Cpl. Casey Hancuff of the Boise Police Department told the senators, “I come from a viewpoint, a perspective of trying to keep the incidence of impaired driving to a minimum and pushed down as far as can be possibly achieved. Marijuana itself, as everybody I think in this room understands, is an intoxicant. It’s an impairing substance.” He said California saw a jump in fatal rashes after legalizing medical marijuana. “There is going to be a long-term detriment to our roadway safety if marijuana is legalized,” Hancuff said. He said marijuana still can affect people even three weeks after use.
Christine Taylor, owner of Indie HempWorks, said cannabis plants including marijuana and hemp are a valuable resource. “The proposed policies stand in the way of freedom, progress, innovation, welfare and prosperity of the people of this state,” she said. “As a native Idahoan I have founded a business on the principles that ecology is economy.”

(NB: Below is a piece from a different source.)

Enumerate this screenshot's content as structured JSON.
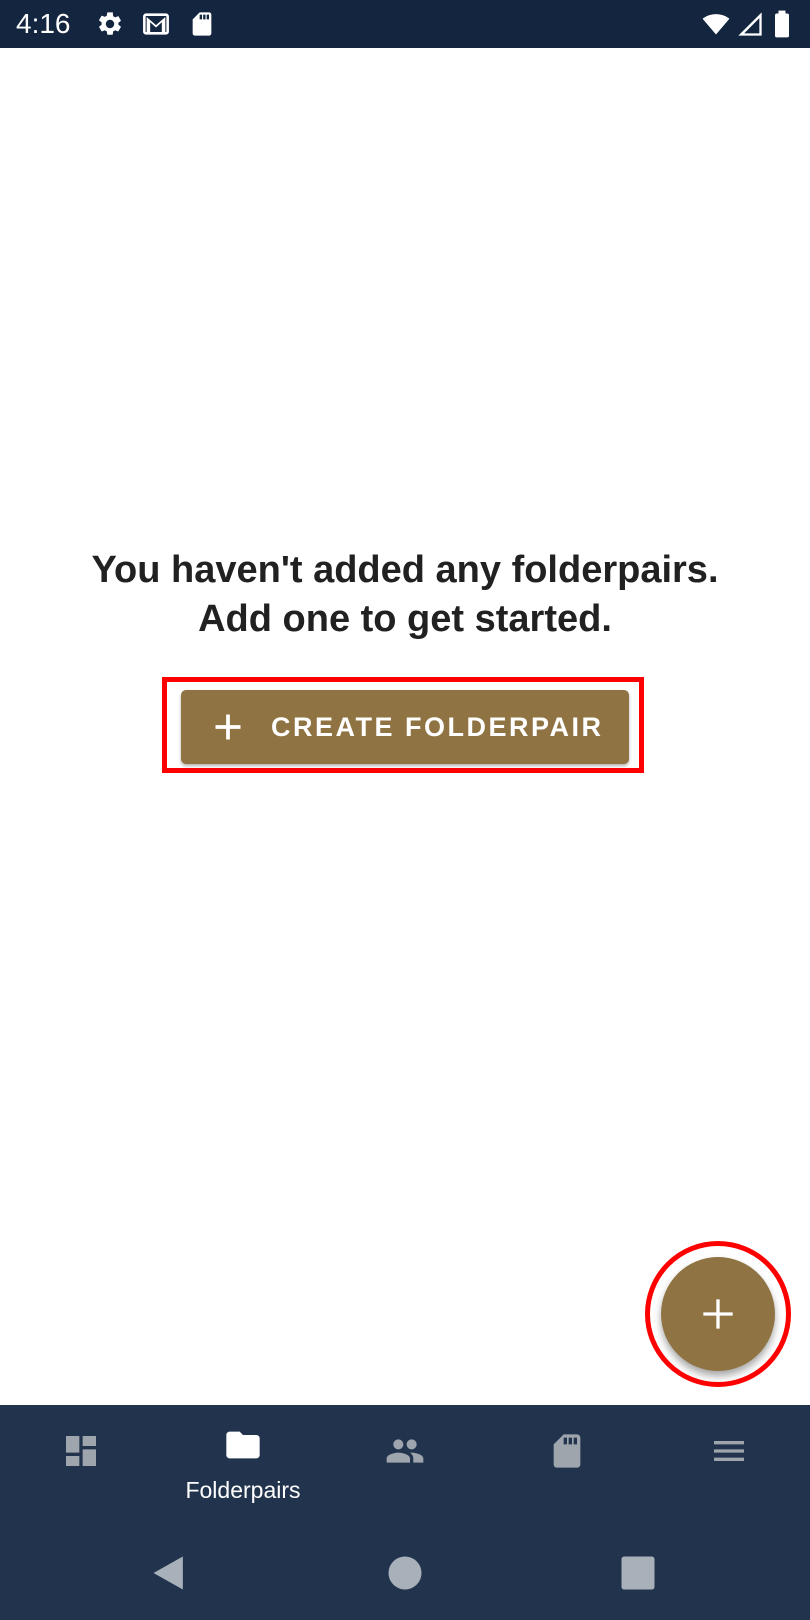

Derek Atchison told the senators, “I don’t smoke marijuana.” He said he opposes the measures because a young relative is seriously ill and he believes medical marijuana could help her. “She’s 12 years old, she weighs 63 pounds, she’s dying,” he said. “It’s her future too. She should be allowed to live. She shouldn’t have to die at 15.”
Peyton Rebholz, a 17-year-old member of Drug-Free Idaho and Idaho Drug-Free Youth, said, “Idaho does not need another thing to impair drivers. … Marijuana is already an issue for the youth of Idaho. … Why make it more accessible?”